origins of Qutab Minar are shrouded in controversy. Some believe
it was erected as a tower of victory to signify the beginning of
the Muslim rule in India. Others
say it served as a minaret to the muezzins to call the faithful
to prayer. No one can, however, dispute that the tower is not only
one of the finest monuments in India, but also in the world. Qutb-ud-din Aibak, the first Muslim ruler of Delhi, commenced the construction
of the Qutab Minar in 1200 AD, but could only finish the basement.
His successor, Iltutmish, added three more storeys, and in 1368,
Firoz Shah Tughlak constructed the fifth and the last storey.
development of architectural styles from Aibak to Tughlak are quite
evident in the minar. The relief work and even the materials used
for construction differ. The 238 feet Qutab Minar is 47 feet at
the base and tapers to nine feet at the apex. The tower is ornamented
by bands of inscriptions and by four projecting balconies supported
by elaborately decorated brackets. Even in ruin, the Quwwat Ul Islam
(Light of Islam) Mosque in the Qutab complex is one of the most
magnificent in the world. Its construction was started by Qutb-ud-din Aibak in 1193 and the mosque was completed in 1197.
were made to the building by Iltutmish in 1230 and Alla-ud-din Khilji
in 1315. The main mosque comprises of an inner and outer courtyard,
of which the inner is surrounded by an exquisite collonade, the pillars
of which are made of richly decorated shafts. Most of these shafts
are from the 27 Hindu temples which were plundered to construct
the mosque. It is, therefore, not surprising that the Muslim mosque
has typical Hindu ornamentation. Close to the mosque is one of Delhi's
most curious antiques, the Iron Pillar.
back to the 4th century AD, the pillar bears an inscription which
stated that it was erected as a flagstaff in honour of the Hindu
god, Vishnu, and in the memory of the Gupta king Chandragupta II
(375-413). How the pillar moved to its present location remains
a mystery.
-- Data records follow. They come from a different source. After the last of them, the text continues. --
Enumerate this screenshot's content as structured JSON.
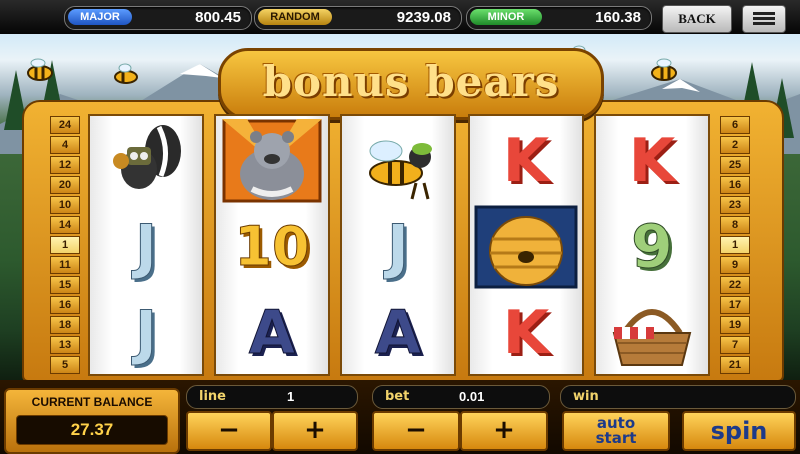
{
  "jackpots": [
    {
      "label": "MAJOR",
      "value": "800.45",
      "color": "#2f6fd6"
    },
    {
      "label": "RANDOM",
      "value": "9239.08",
      "color": "#c69514"
    },
    {
      "label": "MINOR",
      "value": "160.38",
      "color": "#35a83a"
    }
  ],
  "header": {
    "back_label": "BACK",
    "menu_icon": "hamburger-menu-icon"
  },
  "game": {
    "title": "bonus bears"
  },
  "paylines_left": [
    "24",
    "4",
    "12",
    "20",
    "10",
    "14",
    "1",
    "11",
    "15",
    "16",
    "18",
    "13",
    "5"
  ],
  "paylines_right": [
    "6",
    "2",
    "25",
    "16",
    "23",
    "8",
    "1",
    "9",
    "22",
    "17",
    "19",
    "7",
    "21"
  ],
  "reels": [
    [
      "skunk",
      "J",
      "J"
    ],
    [
      "bear",
      "10",
      "A"
    ],
    [
      "bee",
      "J",
      "A"
    ],
    [
      "K",
      "beehive",
      "K"
    ],
    [
      "K",
      "9",
      "picnic-basket"
    ]
  ],
  "balance": {
    "label": "CURRENT BALANCE",
    "value": "27.37"
  },
  "controls": {
    "line_label": "line",
    "line_value": "1",
    "bet_label": "bet",
    "bet_value": "0.01",
    "win_label": "win",
    "win_value": "",
    "minus": "−",
    "plus": "+",
    "auto_line1": "auto",
    "auto_line2": "start",
    "spin": "spin"
  }
}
The pillar also highlights ancient India's achievements
in metallurgy. The pillar is made of 98 per cent wrought iron and
has stood 1,600 years without rusting or decomposing.